Recent Decision Reiterates Rule: Only One NAICS Code Per Set-Aside
September 20, 2012
By: Eric Whytsell
A recent case provides a helpful reminder that small business set-asides generally must be tied to a single NAICS code.
In NAICS Appeals of: edCount, LLC, SBA No. NAICS-5396 (Aug. 31, 2012), the Department of Education had published a synopsis of a small business set-aside citing two NAICS codes: “Codes of 541720 - Research and Development in the Social Sciences and Humanities [$7 million] and 611710 - Educational Support Services shall be considered.” When the Request for Proposals was issued, it referenced only NAICS 611710 [$7 million], but erroneously referenced a size standard of $14 million. During Q&A, one offeror noted the earlier listing of NAICS 541720 and asked whether the Department would consider that code as indicated in the synopsis or, in the alternative, if both codes could be assigned to the procurement. As part of its Q&A response, the contracting officer explained, “The Department shall be considering both NAICS codes, but will only be awarded under one of the NAICS codes upon contract award. This shall not influence the award of this contract.”
One of the companies pursuing the contract, edCount, LLC, timely challenged the Department’s stated approach, contending that the agency is legally obligated to assign a single NAICS code and size standard to the RFP and that such decision cannot be put off until contract award. In its appeal to the Small Business Administration’s Office of Hearings and Appeals (OHA), edCount also asserted that the proper NAICS code is 611710, with a size standard of $7 million.
By the time OHA was ready to consider the case, the parties had already agreed on the first issue.
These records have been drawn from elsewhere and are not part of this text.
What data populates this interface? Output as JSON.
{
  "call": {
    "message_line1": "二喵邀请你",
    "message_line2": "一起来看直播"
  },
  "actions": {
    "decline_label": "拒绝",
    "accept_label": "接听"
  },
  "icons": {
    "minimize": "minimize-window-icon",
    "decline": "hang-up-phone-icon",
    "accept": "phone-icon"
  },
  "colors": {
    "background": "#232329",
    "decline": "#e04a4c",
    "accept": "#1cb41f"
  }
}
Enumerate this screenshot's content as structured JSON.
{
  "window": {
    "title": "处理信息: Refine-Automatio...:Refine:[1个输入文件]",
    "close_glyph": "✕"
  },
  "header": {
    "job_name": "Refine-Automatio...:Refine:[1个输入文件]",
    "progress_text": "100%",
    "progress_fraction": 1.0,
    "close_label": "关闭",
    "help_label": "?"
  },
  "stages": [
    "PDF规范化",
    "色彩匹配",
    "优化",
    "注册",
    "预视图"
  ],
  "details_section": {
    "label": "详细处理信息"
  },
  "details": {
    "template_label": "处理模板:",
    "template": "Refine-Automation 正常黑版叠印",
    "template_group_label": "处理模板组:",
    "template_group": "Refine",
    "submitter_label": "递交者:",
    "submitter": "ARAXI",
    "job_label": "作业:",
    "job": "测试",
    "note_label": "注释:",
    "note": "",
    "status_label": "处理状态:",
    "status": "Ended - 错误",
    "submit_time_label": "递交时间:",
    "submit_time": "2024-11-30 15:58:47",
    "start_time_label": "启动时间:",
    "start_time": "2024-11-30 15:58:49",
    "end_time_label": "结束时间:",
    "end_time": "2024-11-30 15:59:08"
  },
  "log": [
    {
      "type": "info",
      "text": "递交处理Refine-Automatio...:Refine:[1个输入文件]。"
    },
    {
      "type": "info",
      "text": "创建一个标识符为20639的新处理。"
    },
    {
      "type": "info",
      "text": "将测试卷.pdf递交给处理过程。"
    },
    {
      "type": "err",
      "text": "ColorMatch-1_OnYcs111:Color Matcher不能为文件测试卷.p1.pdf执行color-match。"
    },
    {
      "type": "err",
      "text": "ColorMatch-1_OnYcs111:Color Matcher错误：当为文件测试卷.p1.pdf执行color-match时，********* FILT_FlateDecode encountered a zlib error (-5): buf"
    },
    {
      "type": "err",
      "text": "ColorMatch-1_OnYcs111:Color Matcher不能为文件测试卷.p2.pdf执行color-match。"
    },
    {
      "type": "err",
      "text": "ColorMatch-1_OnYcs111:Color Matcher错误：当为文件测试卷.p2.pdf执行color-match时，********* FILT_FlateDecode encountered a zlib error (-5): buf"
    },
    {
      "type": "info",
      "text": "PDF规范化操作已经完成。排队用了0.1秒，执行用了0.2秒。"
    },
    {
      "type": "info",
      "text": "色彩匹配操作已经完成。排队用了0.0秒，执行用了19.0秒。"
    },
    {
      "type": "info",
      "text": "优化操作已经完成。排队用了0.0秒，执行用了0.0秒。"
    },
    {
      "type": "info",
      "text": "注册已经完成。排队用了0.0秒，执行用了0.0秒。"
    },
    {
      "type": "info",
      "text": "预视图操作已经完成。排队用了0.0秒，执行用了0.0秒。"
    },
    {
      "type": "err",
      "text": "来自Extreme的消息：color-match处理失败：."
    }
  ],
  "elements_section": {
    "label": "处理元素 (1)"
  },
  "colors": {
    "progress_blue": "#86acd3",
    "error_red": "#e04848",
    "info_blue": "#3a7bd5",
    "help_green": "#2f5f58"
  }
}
In its response, the Department agreed with edCount that it should have chosen a single NAICS code and that the appropriate code to apply was NAICS 611710, with a $7 million size standard, because the majority of the work to be performed required expertise in English language education. Even intervenor Synergy Enterprises, Inc. agreed that only one NAICS code can be assigned to the RFP, although Synergy then argued in favor of NAICS 511199, which has a size standard of 500 employees, on the grounds that the procurement did not require uniquely educational skills.
Before conducting a detailed examination of the procurement and ultimately siding with edCount and the Department by finding a significant education nexus, OHA affirmed the rule regarding one NAICS code per set-aside. Its decision explained that suggesting “two NAICS codes, with very different size standards, might apply to the instant procurement” and indicating that the Department would wait until the time of contract award to determine which code to use “is improper because the FAR requires that a procuring agency designate a single NAICS code and size standard to each Solicitation.” The sole exception to this rule is where “the procurement calls for multiple products or services and the agency specifies which NAICS code and size standard applies to each individual product or service.” edCount, LLC, SBA No. NAICS-5396 (Aug. 31, 2012) (citing FAR 19.102(c) and 19.303(b); Technica Corp., SBA No. NAICS-5248 (June 20, 2011)). OHA went on to note that putting the NAICS code determination off until contract award “is problematic because it prevents prospective offerors from determining whether they may represent themselves as small businesses for that procurement.”
Thus, without breaking new legal ground, OHA reminded agencies that they must choose only one NAICS code per product or service, and that the choice must be made at the time of solicitation rather than waiting until contract award to choose from a list of possible options.
Eric Whytsell is the attorney responsible for the content of this article.